Frank Partnoy's new book, Wait: The Art and Science of Delay, is a good read for beach volleyball coaches - though it is not (necessarily) about coaching or volleyball.
Exploring the role of delay in decision-making, Partnoy makes a case
that despite our conventional thinking on the benefits of quick
decisions, those who bide their time perform best. Drawing
in neuroscience, behavioral economics, psychology, finance, law and
sports, Partnoy suggests that the best performers wait the longest to
make their decisions, using the additional time to gather as much
information as possible before acting. He even uses examples from
baseball and tennis to show how athletes in those sports take extra time
to process the flight of the ball before responding to it. The insight
is that even when very little time is available, delay before
responding is worth the information gained and will ultimately produce a
For a volleyball coach like me, Partnoy's emphasis on information
gathering as a key to good decision-making makes me think a lot about
how we teach (and play) defense on the beach.
With only two players per team, the game of beach volleyball places
tremendous pressure on athletes to defend a large portion of the court.
This pressure creates a perceived need to be overly
quick. The pressure felt is even greater in younger athletes who have
yet to learn that their defense must "give something up." Thus
inexperienced players often make the mistake of being too active on
defense, i.e., they move too early and guess what shot will be made,
resulting in a very less than optimal defensive position.
terms, these athletes could benefit from delayed decision-making while they learn to gather information about how to respond. In
coaching terms, they need to be better taught how to "read" from a stopped, balanced and patient position. The good news is that these appear to be two sides of the same
coin.
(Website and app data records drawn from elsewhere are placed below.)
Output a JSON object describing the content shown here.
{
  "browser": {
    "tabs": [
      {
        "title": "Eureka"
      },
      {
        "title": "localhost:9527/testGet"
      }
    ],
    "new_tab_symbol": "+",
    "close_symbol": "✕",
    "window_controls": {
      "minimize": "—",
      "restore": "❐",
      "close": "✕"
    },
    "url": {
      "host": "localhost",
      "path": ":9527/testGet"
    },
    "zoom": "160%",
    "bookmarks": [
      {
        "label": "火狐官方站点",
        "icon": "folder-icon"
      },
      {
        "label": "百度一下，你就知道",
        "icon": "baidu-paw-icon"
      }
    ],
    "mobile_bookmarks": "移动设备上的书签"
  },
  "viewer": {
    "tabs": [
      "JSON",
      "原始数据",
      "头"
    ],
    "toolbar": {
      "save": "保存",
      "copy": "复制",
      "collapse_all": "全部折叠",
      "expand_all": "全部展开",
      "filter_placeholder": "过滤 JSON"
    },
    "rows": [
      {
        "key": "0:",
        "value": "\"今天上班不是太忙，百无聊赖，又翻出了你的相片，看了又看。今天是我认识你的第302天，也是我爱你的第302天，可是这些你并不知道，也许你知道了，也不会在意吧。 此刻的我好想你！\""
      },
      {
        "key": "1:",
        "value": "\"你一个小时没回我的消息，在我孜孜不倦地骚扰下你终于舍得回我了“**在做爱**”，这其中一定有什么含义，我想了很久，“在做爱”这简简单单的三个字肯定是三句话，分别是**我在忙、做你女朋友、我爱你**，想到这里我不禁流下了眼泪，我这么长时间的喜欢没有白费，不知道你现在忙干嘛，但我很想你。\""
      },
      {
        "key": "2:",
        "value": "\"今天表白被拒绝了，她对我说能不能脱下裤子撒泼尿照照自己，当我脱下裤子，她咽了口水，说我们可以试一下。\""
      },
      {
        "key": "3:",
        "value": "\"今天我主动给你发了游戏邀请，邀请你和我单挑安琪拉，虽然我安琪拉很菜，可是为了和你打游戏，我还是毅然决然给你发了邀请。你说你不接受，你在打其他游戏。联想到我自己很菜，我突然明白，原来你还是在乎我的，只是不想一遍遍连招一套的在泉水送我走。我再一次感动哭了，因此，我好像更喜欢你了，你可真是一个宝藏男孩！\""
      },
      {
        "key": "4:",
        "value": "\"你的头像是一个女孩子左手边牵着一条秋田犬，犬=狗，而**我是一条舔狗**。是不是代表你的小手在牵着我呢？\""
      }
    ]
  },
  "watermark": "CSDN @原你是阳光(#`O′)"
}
Our mission is to continue to teach our young beach volleyball players what to look at, what to look for and how to interpret those cues to predict what is about to happen in the game.
For this coach too it is comforting to know that what we teach
from experience has a scientific basis as well.